*MATERIAL PROVIDED*:
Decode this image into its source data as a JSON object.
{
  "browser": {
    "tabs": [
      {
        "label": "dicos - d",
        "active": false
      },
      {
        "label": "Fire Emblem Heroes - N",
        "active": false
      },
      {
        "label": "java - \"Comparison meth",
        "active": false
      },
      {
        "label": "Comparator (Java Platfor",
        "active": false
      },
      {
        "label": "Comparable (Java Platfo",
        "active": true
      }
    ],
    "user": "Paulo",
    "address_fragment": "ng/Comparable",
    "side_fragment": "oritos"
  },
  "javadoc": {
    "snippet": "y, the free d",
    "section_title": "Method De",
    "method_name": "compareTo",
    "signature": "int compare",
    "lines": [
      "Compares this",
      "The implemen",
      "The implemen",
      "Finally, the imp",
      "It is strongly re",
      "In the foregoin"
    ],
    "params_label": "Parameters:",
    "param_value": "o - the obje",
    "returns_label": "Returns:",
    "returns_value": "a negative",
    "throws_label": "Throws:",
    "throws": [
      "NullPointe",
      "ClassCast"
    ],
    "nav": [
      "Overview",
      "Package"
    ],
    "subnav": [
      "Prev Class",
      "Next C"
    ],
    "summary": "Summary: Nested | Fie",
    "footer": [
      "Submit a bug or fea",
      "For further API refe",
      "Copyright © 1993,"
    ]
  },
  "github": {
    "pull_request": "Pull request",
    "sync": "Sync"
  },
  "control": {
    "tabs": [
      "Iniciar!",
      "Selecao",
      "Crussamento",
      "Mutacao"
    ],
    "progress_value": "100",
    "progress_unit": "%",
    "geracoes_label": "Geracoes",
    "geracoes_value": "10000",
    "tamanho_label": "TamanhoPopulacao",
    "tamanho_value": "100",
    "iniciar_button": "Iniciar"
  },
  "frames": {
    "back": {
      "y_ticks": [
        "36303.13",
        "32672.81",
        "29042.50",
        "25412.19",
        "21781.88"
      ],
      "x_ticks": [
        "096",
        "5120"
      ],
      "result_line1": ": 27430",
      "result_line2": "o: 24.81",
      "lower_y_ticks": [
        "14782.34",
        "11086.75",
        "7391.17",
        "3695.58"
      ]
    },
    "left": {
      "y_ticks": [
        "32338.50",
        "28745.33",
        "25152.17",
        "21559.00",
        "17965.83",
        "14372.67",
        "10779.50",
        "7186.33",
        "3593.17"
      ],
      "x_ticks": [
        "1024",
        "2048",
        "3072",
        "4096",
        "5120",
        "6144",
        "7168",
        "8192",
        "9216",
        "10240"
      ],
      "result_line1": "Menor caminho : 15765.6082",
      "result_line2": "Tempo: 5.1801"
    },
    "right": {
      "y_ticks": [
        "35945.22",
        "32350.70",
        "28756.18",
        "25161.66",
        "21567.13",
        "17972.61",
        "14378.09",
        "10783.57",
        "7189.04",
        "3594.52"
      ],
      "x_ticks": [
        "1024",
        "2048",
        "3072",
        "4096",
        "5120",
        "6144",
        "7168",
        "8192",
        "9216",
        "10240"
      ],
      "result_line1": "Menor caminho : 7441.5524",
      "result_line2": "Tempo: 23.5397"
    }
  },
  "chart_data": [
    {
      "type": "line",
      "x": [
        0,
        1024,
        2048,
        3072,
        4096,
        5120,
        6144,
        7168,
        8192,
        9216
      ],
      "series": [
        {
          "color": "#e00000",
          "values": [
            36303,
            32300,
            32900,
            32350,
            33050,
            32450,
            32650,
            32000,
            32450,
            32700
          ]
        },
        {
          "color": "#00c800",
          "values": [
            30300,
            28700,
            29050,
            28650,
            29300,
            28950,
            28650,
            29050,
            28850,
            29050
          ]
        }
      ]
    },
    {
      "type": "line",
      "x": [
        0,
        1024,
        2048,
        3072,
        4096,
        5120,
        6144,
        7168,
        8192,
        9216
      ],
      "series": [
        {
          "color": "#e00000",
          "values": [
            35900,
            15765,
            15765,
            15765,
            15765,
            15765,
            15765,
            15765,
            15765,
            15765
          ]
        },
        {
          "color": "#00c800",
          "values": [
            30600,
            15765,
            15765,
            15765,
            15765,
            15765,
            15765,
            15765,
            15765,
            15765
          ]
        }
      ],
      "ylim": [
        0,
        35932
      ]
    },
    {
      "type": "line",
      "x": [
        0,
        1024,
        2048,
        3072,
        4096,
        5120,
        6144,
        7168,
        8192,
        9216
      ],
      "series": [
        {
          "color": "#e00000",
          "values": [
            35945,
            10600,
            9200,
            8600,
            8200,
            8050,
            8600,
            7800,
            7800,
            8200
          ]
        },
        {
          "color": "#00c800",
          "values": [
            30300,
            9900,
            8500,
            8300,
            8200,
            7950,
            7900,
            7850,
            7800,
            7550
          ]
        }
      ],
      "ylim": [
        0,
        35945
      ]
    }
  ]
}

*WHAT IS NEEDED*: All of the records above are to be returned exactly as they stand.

*PROBLEM SOLUTION*:
Decode this image into its source data as a JSON object.
{
  "browser": {
    "tabs": [
      {
        "label": "dicos - d",
        "active": false
      },
      {
        "label": "Fire Emblem Heroes - N",
        "active": false
      },
      {
        "label": "java - \"Comparison meth",
        "active": false
      },
      {
        "label": "Comparator (Java Platfor",
        "active": false
      },
      {
        "label": "Comparable (Java Platfo",
        "active": true
      }
    ],
    "user": "Paulo",
    "address_fragment": "ng/Comparable",
    "side_fragment": "oritos"
  },
  "javadoc": {
    "snippet": "y, the free d",
    "section_title": "Method De",
    "method_name": "compareTo",
    "signature": "int compare",
    "lines": [
      "Compares this",
      "The implemen",
      "The implemen",
      "Finally, the imp",
      "It is strongly re",
      "In the foregoin"
    ],
    "params_label": "Parameters:",
    "param_value": "o - the obje",
    "returns_label": "Returns:",
    "returns_value": "a negative",
    "throws_label": "Throws:",
    "throws": [
      "NullPointe",
      "ClassCast"
    ],
    "nav": [
      "Overview",
      "Package"
    ],
    "subnav": [
      "Prev Class",
      "Next C"
    ],
    "summary": "Summary: Nested | Fie",
    "footer": [
      "Submit a bug or fea",
      "For further API refe",
      "Copyright © 1993,"
    ]
  },
  "github": {
    "pull_request": "Pull request",
    "sync": "Sync"
  },
  "control": {
    "tabs": [
      "Iniciar!",
      "Selecao",
      "Crussamento",
      "Mutacao"
    ],
    "progress_value": "100",
    "progress_unit": "%",
    "geracoes_label": "Geracoes",
    "geracoes_value": "10000",
    "tamanho_label": "TamanhoPopulacao",
    "tamanho_value": "100",
    "iniciar_button": "Iniciar"
  },
  "frames": {
    "back": {
      "y_ticks": [
        "36303.13",
        "32672.81",
        "29042.50",
        "25412.19",
        "21781.88"
      ],
      "x_ticks": [
        "096",
        "5120"
      ],
      "result_line1": ": 27430",
      "result_line2": "o: 24.81",
      "lower_y_ticks": [
        "14782.34",
        "11086.75",
        "7391.17",
        "3695.58"
      ]
    },
    "left": {
      "y_ticks": [
        "32338.50",
        "28745.33",
        "25152.17",
        "21559.00",
        "17965.83",
        "14372.67",
        "10779.50",
        "7186.33",
        "3593.17"
      ],
      "x_ticks": [
        "1024",
        "2048",
        "3072",
        "4096",
        "5120",
        "6144",
        "7168",
        "8192",
        "9216",
        "10240"
      ],
      "result_line1": "Menor caminho : 15765.6082",
      "result_line2": "Tempo: 5.1801"
    },
    "right": {
      "y_ticks": [
        "35945.22",
        "32350.70",
        "28756.18",
        "25161.66",
        "21567.13",
        "17972.61",
        "14378.09",
        "10783.57",
        "7189.04",
        "3594.52"
      ],
      "x_ticks": [
        "1024",
        "2048",
        "3072",
        "4096",
        "5120",
        "6144",
        "7168",
        "8192",
        "9216",
        "10240"
      ],
      "result_line1": "Menor caminho : 7441.5524",
      "result_line2": "Tempo: 23.5397"
    }
  },
  "chart_data": [
    {
      "type": "line",
      "x": [
        0,
        1024,
        2048,
        3072,
        4096,
        5120,
        6144,
        7168,
        8192,
        9216
      ],
      "series": [
        {
          "color": "#e00000",
          "values": [
            36303,
            32300,
            32900,
            32350,
            33050,
            32450,
            32650,
            32000,
            32450,
            32700
          ]
        },
        {
          "color": "#00c800",
          "values": [
            30300,
            28700,
            29050,
            28650,
            29300,
            28950,
            28650,
            29050,
            28850,
            29050
          ]
        }
      ]
    },
    {
      "type": "line",
      "x": [
        0,
        1024,
        2048,
        3072,
        4096,
        5120,
        6144,
        7168,
        8192,
        9216
      ],
      "series": [
        {
          "color": "#e00000",
          "values": [
            35900,
            15765,
            15765,
            15765,
            15765,
            15765,
            15765,
            15765,
            15765,
            15765
          ]
        },
        {
          "color": "#00c800",
          "values": [
            30600,
            15765,
            15765,
            15765,
            15765,
            15765,
            15765,
            15765,
            15765,
            15765
          ]
        }
      ],
      "ylim": [
        0,
        35932
      ]
    },
    {
      "type": "line",
      "x": [
        0,
        1024,
        2048,
        3072,
        4096,
        5120,
        6144,
        7168,
        8192,
        9216
      ],
      "series": [
        {
          "color": "#e00000",
          "values": [
            35945,
            10600,
            9200,
            8600,
            8200,
            8050,
            8600,
            7800,
            7800,
            8200
          ]
        },
        {
          "color": "#00c800",
          "values": [
            30300,
            9900,
            8500,
            8300,
            8200,
            7950,
            7900,
            7850,
            7800,
            7550
          ]
        }
      ],
      "ylim": [
        0,
        35945
      ]
    }
  ]
}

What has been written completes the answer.